Karen Louder-Strobe says
Welcome back! I’ve missed your inspirations to my creative self. I have always been good at self isolating, but I find it difficult when it’s not self-imposed. I’m looking forward to getting back into the world, too. I LOVE this latest concept and the richness of the fabric.
Thanks, Karen! It’s great to hear from you. I think LOTS of us are looking to rebuild connections — to get back into the world — in a way that doesn’t jeopardize our health.
Marcia Finger says
Your post really took me back – I visited Guatemala twice in 2001 & 2003 and I bought a huipil on one of the trips . I’ve been to the market in Chichi – and loved that also. My huipil has a white base with greens, oranges, reds and birds – each huipil design reflects the village/are of the maker. What you did with your huipil is beautiful. I’m not sure I can cut mine up. I also bought a similar embroidery piece with 20 some native birds on it. Both of these are languishing the closet. Time to bring them out and enjoy them. Thanks so much for your post!
That’s great, Marcia. It will be lovely to bring your embroideries out again.
So good to have you back in my mail box. I have missed you and your inspiration.
I to have found this world has tipped upside down. Thank goodness for being able to communicate though the internet as there is a world of inspiration right at our fingertips. We are blessed to have talented people like you. Welcome back!
Thanks, Lorraine! As much as I have enjoyed my time “offline” the past few years, we are truly blessed to have a way to communicate while we ride out the pandemic.
Barbara Williams says
Love hearing from you. You have always been a great inspiration to me.
Now I am making masks from your pattern.

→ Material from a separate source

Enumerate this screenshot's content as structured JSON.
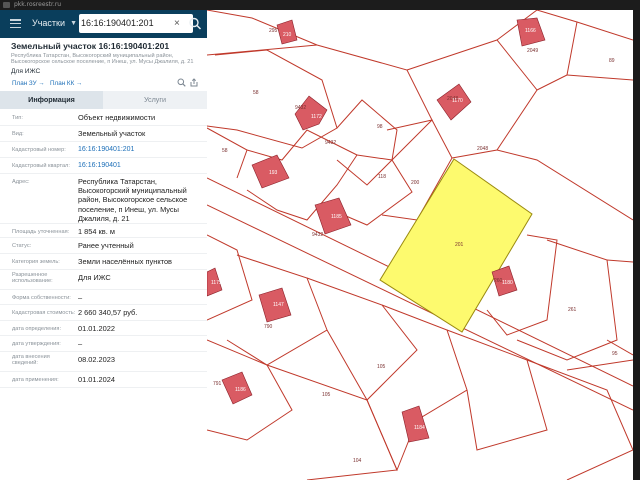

The fit is great!
Dusty Huxford says
Great to hear from you again. Love the beautiful work you shared. It’s always wonderful to see and enjoy textiles from other places around the world. I also miss the talk and hugs with family and friends. Stay safe and look forward to hear more about your adventures.
That’s the marvelous thing about textiles, Dusty. They are all made of the same basic stuff — but the variety is endless!
Romney Keane says
What lovely items, Shelly! You have certainly not lost your design eye since you have moved to Mexico.
Thanks, Romney. If anything, my time in Mexico has definitely informed my design and color choices. It’s wonderful to live in a place where bold color is the norm rather than the exception!
Ann Meyer says
Thank you so much for sharing your journey and process! I enjoyed your article so much! Your sofa is going to be a real treasure.
J Prince says
Welcome back Shelly! I have really missed your newsletters so happy and inspiration they bring to my own projects. What an amazing project! I love those colors. Several years ago ago a friend bought me a hand embroidered Mola piece while visiting relatives in Panama. I am inspired to find a way to use that lovely piece by your project. I love Kaffe’s fabrics and use many of them in my projects because of his bold color combinations. The huipiles really do remind me of his designs. Thank you for the resource mention. I am going to check them out. Looking forward to your next update on your creative journey.
Thanks, Jan. It’s great to hear from you as well!
Dorothy Bisek says
I love the way that you figure things out as you go along. So creative and such a beautiful outcome. Thank you. Be well!
Trial and error would be a good description of my thinking and creative processes. Lots of steps forward and backward, and then landing in a happy place.
The problem with blogging (and much of what gets posted on the internet), is that we (the authors) share the final iteration of the path we took. You don’t see all the back and forth and back and forth of the things that didn’t work out. In the end, it looks like it was a clean path from start to finish. But in reality it may have been a very messy process.
At least that’s the way it works in my life! 😉
Shirley M. Higginbotham says
Absolutely beautiful!! I can’t wait to see the finished upholstery project.
That makes two of us, Shirley!